Date of Award
Master of Arts in Psychology
Three sets of variables, including a set of traditional demographic variables (Set A), a set of cognitive social learning variables (Set B), and a combined set of demographic and cognitive social learning variables (Set AB) were used to discriminate among leaders, members, and non-members in neighborhood block organizations. Each set was analyzed using both the stepwise and direct methods of multiple discriminant function analysis (Wilk's-Bryan Method). These analyses were first performed on an initial sample (n=216), then applied to a classification analysis (Geisser Method) for both the initial sample and a cross-validation sample (n=205). Subjects were 421 adult residents, 18 years or older, on 17 blocks with active block organizations, living in a transitional neighborhood in Nashville, Tennessee in 1978. Subjects were randomly assigned to either the initial or cross-validation samples. Data were collected in 45 minute interviews with each respondent. Set A analysis revealed that age, education, and homeownership were the most significant discriminators of leaders, members, and non-members. In the Set B analysis, perception of personal skills, block importance, and block satisfaction were the most significant. The combined AB Set showed age, education, block importance, block satisfaction, and personal skills, respectively, to be the most efficient discriminating variables. There was a high degree of consistency in percent correct classification between samples and across methods

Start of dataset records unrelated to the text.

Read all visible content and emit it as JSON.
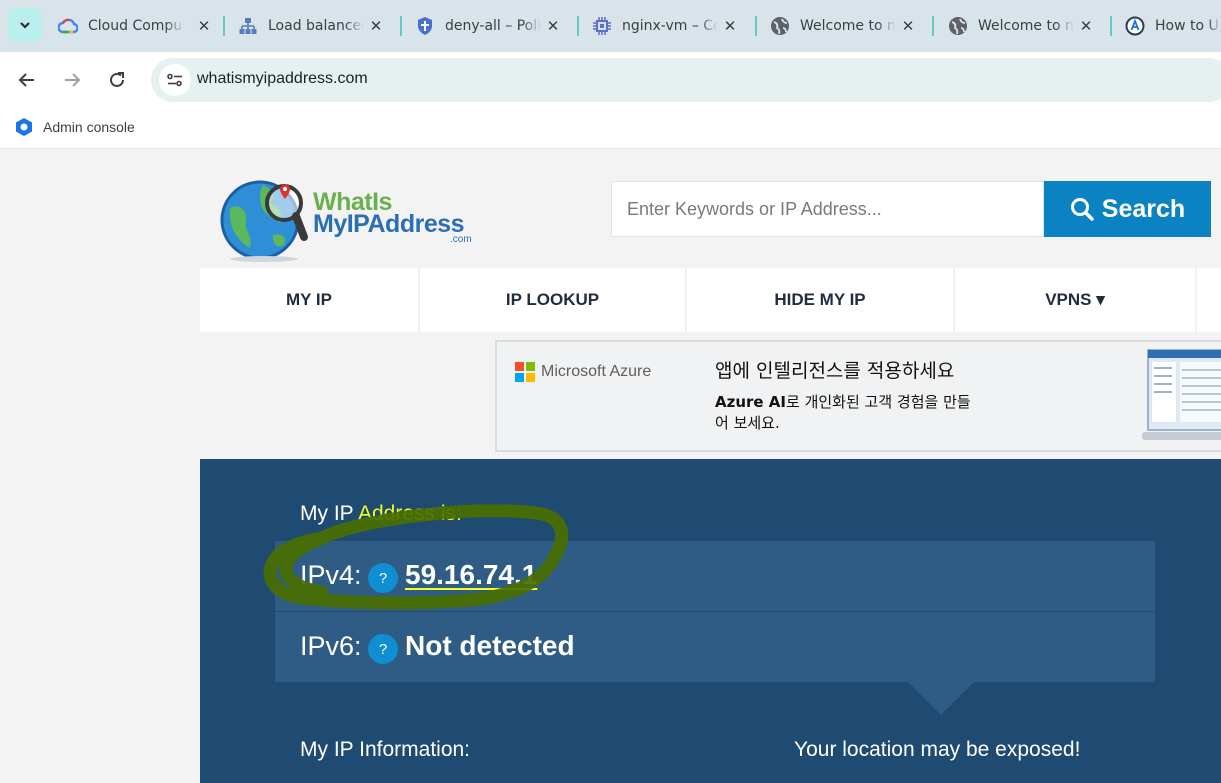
{
  "browser": {
    "tabs": [
      {
        "title": "Cloud Computing Services",
        "icon": "google-cloud-icon"
      },
      {
        "title": "Load balancers",
        "icon": "load-balancer-icon"
      },
      {
        "title": "deny-all – Policy",
        "icon": "shield-icon"
      },
      {
        "title": "nginx-vm – Compute",
        "icon": "chip-icon"
      },
      {
        "title": "Welcome to nginx",
        "icon": "globe-icon"
      },
      {
        "title": "Welcome to nginx",
        "icon": "globe-icon"
      },
      {
        "title": "How to Use",
        "icon": "app-icon"
      }
    ],
    "url": "whatismyipaddress.com",
    "bookmarks": [
      {
        "label": "Admin console",
        "icon": "admin-console-icon"
      }
    ]
  },
  "site": {
    "logo": {
      "line1": "WhatIs",
      "line2": "MyIPAddress",
      "suffix": ".com"
    },
    "search": {
      "placeholder": "Enter Keywords or IP Address...",
      "button_label": "Search"
    },
    "nav": [
      {
        "label": "MY IP"
      },
      {
        "label": "IP LOOKUP"
      },
      {
        "label": "HIDE MY IP"
      },
      {
        "label": "VPNS ▾"
      }
    ],
    "ad": {
      "brand": "Microsoft Azure",
      "headline": "앱에 인텔리전스를 적용하세요",
      "body_bold": "Azure AI",
      "body_rest": "로 개인화된 고객 경험을 만들어 보세요."
    },
    "ip_panel": {
      "label_prefix": "My IP",
      "label_highlight": "Address is:",
      "ipv4_label": "IPv4:",
      "ipv4_value": "59.16.74.1",
      "ipv6_label": "IPv6:",
      "ipv6_value": "Not detected",
      "help_glyph": "?",
      "info_heading": "My IP Information:",
      "exposed_heading": "Your location may be exposed!"
    }
  },
  "colors": {
    "accent": "#0b82c2",
    "panel": "#1f4b72",
    "row": "#2e5c84",
    "highlight": "#f4ff1c",
    "annotation": "#4a6e00"
  }
}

Mednick, Marc S., "Discrimination of Leaders Members and Non-Members in Neighborhood Block Organizations" (1984). Open Access Master's Theses. Paper 1670.